**Task requirements**
Determine how many lines of the records include "icon", and answer with the number alone.

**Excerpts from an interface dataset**

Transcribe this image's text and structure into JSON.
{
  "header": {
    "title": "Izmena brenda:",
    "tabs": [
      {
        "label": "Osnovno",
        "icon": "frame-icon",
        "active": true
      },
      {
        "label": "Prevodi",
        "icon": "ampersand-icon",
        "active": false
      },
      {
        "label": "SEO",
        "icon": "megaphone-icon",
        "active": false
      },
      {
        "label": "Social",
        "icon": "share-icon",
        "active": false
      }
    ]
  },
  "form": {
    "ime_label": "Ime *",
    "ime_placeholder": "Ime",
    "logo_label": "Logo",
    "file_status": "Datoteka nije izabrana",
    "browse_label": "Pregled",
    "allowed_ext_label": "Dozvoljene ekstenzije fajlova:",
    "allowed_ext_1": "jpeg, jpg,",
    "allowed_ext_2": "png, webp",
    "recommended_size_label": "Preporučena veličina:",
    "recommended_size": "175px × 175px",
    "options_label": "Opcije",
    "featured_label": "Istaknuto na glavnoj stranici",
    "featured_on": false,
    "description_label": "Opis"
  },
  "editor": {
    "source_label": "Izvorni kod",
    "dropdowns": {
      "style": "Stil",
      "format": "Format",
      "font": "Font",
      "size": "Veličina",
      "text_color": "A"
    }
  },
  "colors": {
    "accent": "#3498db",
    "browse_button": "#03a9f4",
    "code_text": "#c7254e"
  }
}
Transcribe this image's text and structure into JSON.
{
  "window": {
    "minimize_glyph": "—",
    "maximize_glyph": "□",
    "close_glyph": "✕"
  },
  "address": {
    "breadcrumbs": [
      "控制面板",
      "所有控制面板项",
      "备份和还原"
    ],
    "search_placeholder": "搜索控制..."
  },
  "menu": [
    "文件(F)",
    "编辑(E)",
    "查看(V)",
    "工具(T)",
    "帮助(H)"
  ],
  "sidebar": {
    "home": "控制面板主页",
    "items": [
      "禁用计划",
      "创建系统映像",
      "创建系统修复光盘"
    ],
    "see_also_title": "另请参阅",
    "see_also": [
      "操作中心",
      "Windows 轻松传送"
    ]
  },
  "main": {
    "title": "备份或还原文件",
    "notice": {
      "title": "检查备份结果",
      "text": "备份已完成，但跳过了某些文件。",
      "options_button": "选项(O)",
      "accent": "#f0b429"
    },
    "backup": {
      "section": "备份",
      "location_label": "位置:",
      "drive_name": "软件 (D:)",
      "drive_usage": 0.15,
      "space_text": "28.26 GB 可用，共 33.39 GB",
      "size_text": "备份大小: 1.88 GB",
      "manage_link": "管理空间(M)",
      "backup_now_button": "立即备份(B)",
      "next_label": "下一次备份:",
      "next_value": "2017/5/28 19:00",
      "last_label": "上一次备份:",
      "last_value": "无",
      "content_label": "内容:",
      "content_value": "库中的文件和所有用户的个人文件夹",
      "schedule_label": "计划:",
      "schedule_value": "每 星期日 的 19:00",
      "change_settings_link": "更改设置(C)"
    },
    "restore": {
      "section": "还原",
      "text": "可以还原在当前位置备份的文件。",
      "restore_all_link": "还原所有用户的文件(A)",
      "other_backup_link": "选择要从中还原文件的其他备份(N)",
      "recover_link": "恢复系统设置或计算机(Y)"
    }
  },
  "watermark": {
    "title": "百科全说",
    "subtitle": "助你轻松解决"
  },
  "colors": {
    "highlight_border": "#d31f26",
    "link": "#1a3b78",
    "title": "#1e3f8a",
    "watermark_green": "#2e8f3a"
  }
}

**Answer section**
4